Provided entries:

== Segment start ==

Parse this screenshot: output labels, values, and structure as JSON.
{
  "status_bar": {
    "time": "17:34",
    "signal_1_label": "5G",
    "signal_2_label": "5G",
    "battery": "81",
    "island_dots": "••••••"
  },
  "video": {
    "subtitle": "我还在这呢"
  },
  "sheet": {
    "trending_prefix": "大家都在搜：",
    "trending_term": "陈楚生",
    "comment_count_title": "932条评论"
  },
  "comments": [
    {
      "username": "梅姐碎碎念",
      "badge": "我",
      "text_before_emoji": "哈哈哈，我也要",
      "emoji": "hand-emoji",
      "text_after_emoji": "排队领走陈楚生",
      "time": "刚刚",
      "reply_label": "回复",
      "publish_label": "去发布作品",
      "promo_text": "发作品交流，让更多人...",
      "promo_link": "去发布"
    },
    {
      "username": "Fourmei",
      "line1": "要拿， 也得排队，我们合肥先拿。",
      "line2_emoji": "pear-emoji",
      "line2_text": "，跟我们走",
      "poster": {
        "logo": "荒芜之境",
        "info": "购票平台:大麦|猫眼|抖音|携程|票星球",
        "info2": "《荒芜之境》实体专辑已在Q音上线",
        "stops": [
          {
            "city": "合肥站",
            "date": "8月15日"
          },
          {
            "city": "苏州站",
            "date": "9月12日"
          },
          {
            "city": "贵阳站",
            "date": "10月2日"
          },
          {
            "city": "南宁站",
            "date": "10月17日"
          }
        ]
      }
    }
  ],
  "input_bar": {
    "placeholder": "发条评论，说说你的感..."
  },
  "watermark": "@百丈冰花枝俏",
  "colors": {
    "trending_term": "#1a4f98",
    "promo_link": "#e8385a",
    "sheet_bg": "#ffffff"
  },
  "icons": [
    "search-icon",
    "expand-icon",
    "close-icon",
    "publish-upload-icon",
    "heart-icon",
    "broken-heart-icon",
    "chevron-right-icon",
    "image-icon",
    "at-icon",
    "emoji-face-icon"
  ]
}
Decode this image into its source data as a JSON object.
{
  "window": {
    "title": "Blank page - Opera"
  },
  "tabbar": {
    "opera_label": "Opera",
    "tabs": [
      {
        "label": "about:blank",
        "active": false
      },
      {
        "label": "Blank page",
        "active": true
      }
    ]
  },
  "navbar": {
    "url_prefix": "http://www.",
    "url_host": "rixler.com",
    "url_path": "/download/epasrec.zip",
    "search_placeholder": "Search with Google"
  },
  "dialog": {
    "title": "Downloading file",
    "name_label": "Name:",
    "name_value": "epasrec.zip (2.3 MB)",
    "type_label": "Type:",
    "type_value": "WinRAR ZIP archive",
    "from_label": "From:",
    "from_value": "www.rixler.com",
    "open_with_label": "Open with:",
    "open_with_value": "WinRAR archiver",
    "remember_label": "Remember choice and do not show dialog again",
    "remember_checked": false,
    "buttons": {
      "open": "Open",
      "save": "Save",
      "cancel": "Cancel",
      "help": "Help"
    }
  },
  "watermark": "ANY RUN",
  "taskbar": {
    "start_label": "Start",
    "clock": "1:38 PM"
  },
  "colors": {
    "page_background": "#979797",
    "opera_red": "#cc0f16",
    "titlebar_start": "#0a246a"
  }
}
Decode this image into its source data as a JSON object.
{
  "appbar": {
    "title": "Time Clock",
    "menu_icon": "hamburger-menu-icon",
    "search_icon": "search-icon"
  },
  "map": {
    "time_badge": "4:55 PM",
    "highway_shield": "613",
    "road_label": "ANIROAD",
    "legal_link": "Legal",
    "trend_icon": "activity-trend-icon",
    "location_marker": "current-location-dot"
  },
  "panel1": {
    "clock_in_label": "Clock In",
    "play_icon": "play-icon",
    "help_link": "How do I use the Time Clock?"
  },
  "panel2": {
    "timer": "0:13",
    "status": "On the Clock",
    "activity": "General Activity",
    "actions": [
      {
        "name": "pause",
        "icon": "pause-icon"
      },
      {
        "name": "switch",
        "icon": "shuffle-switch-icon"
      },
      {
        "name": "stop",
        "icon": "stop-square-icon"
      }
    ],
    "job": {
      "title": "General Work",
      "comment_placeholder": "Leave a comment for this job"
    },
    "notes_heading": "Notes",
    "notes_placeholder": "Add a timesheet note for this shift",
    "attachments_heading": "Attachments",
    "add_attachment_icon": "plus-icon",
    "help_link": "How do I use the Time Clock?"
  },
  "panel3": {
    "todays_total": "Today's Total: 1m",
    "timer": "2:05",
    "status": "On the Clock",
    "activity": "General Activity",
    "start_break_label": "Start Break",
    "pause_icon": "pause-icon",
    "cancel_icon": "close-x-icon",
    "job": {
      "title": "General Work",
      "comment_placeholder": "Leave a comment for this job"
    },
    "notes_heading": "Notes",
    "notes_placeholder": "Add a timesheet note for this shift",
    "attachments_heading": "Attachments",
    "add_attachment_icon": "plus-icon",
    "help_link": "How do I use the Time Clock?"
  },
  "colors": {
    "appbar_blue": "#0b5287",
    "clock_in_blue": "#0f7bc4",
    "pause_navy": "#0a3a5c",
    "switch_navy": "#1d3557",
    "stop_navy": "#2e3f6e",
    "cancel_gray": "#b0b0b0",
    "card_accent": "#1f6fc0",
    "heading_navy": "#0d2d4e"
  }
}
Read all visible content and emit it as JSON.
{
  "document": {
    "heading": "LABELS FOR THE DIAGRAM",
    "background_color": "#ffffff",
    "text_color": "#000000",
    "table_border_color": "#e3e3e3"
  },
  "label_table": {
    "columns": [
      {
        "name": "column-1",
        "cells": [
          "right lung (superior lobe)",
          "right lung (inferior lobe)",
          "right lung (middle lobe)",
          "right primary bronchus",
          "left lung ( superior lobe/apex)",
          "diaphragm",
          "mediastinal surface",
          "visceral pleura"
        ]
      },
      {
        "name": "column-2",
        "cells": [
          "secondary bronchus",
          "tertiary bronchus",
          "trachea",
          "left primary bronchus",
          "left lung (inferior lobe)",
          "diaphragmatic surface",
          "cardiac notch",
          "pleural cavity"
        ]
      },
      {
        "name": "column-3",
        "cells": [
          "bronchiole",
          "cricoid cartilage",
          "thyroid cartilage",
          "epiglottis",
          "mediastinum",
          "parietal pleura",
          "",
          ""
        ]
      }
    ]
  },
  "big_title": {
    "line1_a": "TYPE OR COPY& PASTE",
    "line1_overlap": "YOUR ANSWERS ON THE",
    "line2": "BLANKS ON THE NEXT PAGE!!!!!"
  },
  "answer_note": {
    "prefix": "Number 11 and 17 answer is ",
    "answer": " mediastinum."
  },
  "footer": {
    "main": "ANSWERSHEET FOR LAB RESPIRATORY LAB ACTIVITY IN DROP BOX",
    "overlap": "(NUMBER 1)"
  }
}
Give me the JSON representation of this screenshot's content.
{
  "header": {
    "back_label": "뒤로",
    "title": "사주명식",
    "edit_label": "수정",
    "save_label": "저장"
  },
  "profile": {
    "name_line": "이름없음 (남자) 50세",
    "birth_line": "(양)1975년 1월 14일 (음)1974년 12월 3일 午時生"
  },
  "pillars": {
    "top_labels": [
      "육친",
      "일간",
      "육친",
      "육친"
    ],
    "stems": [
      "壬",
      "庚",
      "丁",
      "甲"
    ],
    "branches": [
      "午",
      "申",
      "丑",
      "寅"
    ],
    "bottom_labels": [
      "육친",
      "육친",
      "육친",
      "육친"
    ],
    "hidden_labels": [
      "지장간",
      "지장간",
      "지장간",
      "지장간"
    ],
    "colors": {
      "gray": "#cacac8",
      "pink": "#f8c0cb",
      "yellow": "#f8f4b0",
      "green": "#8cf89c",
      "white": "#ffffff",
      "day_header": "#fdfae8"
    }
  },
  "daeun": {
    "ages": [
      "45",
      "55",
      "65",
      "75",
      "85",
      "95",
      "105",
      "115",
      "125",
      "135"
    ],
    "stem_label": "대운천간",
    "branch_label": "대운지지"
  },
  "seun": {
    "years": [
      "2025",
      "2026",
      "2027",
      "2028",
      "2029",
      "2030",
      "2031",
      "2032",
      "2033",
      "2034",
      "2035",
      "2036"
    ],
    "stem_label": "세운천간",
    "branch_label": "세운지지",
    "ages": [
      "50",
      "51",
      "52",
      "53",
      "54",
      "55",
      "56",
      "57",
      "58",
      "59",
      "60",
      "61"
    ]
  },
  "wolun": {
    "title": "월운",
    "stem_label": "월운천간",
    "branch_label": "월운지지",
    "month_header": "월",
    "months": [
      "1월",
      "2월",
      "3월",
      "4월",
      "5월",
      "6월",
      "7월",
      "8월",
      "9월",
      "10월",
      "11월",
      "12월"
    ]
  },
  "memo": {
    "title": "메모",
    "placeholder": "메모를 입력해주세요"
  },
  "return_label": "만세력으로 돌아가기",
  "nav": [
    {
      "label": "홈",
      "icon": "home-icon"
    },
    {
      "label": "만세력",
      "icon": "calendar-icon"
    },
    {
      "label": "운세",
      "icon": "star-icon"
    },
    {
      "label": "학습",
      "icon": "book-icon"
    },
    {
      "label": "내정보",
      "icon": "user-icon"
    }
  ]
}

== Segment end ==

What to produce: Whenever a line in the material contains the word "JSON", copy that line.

Response:
Parse this screenshot: output labels, values, and structure as JSON.
Decode this image into its source data as a JSON object.
Decode this image into its source data as a JSON object.
Read all visible content and emit it as JSON.
Give me the JSON representation of this screenshot's content.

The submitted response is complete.